Mr Reid it’s been a pleasure, our chats, the live shows and of course the fantastic music it’s one hell of a legacy you leave in this murky business of Rock and Roll but one that people will remember lots of them. The smiling frontman who climbed to the top of the hill and took his time coming down, making people happy and smiling on the way – Duncan Reid we salute you now piss off and put your towel on that lounger you’ve earned it. Oh, when you’re fed up with root veg and doing nothing I’ll look forward to the comeback album and tour in a couple of years see ya! Until then nos da i chi Duncan bob amser yn bleser byth yn orchest

Buy Here

Bob Vylan is going on tour. Tickets for the ‘Viva La Vylan Tour’ are on sale now.

They’ve been locked away making new music and it’s time to get back out on the road.

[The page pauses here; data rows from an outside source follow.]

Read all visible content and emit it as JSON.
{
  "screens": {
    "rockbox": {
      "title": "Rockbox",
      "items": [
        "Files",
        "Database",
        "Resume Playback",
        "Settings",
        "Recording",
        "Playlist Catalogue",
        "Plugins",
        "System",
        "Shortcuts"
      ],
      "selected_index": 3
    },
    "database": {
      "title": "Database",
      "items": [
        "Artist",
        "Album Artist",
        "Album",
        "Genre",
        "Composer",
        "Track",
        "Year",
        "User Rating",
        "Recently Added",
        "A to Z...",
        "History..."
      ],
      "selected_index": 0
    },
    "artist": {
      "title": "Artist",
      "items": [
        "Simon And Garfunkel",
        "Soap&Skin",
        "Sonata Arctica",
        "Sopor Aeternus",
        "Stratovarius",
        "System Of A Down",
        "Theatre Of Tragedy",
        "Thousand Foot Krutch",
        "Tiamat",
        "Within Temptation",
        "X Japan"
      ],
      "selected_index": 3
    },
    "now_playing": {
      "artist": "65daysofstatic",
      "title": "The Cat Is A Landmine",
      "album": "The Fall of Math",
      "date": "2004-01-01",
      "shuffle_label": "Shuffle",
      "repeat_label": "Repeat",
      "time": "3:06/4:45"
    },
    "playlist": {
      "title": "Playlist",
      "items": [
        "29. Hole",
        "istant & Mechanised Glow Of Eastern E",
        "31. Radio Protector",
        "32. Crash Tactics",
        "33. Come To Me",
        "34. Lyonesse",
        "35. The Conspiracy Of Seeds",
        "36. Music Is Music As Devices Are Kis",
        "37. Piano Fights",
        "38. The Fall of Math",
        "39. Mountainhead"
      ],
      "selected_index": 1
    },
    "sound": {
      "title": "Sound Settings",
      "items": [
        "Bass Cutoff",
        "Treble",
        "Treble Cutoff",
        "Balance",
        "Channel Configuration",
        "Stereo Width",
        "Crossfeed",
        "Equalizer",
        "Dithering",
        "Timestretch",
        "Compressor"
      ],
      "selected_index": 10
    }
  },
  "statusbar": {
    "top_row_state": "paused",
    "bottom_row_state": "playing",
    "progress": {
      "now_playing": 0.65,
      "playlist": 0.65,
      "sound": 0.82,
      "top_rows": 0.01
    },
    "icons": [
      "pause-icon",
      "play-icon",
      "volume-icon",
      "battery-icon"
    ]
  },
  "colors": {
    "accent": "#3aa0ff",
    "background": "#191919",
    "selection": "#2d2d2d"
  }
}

They’ll be joined by Panic Shack and Kid Bookie from the 12th onwards and Meryl Streek will be joining them in Ireland.

Buy Here

With the mighty Flamin’ Groovies being the sound of summer chez moi, it seems appropriate to review this double CD live release from Cleopatra Records. With the lion’s share of tracks being from the Roundhouse gig of 1978, and the rest from the Imperial College in 1976, this is the classic line up of Jordan, Wilson and Alexander. On the one hand, this was the band at the height of their live power, tight and focussed. On the other, I’d really like to hear the Roy Loney era gigs, to absorb his more unhinged approach.

1978 kicks off with ‘Between The Lines’, and it’s a reminder that we’re lucky to have The Speedways nowadays. It’s a similar knack with a tune, simple but somehow clever at the same time. ‘Lady Friend’ shows their talent for melding Beatles and Byrds melodies without sounding too earnest, which makes the inclusion of two Beatles songs all the more puzzling. ‘Please, Please Me’ and ‘From Me To You’ are decent enough homages, the drummer nailing Ringo’s hi-hat shenanigans, and the crowd sound happy. Maybe the band wanted to move away from the Loney material, but didn’t have too many songs to choose from?

However, we do get to hear the classic ‘Don’t Put Me On’, which is essentially ‘Shake Some Action’ Part 2 (this isn’t a criticism!). It remains one of my favourite songs, and currently, in France, the fabulous François Premiers do a cracking version. Along with ‘House Of Blue Light’ and ‘Reminiscing’, there’s Cliff’s legendary ‘Move It’, which feels like a better choice of cover version.

1976 has to include ‘Shake Some Action’, obviously, still one of the best songs ever. Sound quality is a little shaky (sorry), but worth hearing nonetheless. You don’t want a slick sound, do you? It’s beautiful as it is. ‘I’ll Cry Alone’ is gloriously melancholy, while the run through of ‘Miss Amanda Jones’ might remind Mick and Keith to dust it off whilst they still can. And they rattle through ‘Hey, Hey, Hey!’ in a manner to get Jim Jones’ foot tapping.

Also included is an alternative take of ‘Slow Death’ and the Courettes’ mix of ‘Shake Some Action’, which is pleasant enough with its Spector Sound and added drums, but you can’t improve on the original. So, if you want to experience the 60s by way of visiting the 70s, this is a fine destination, daddio.

Buy Here

Author: Martin Chamarette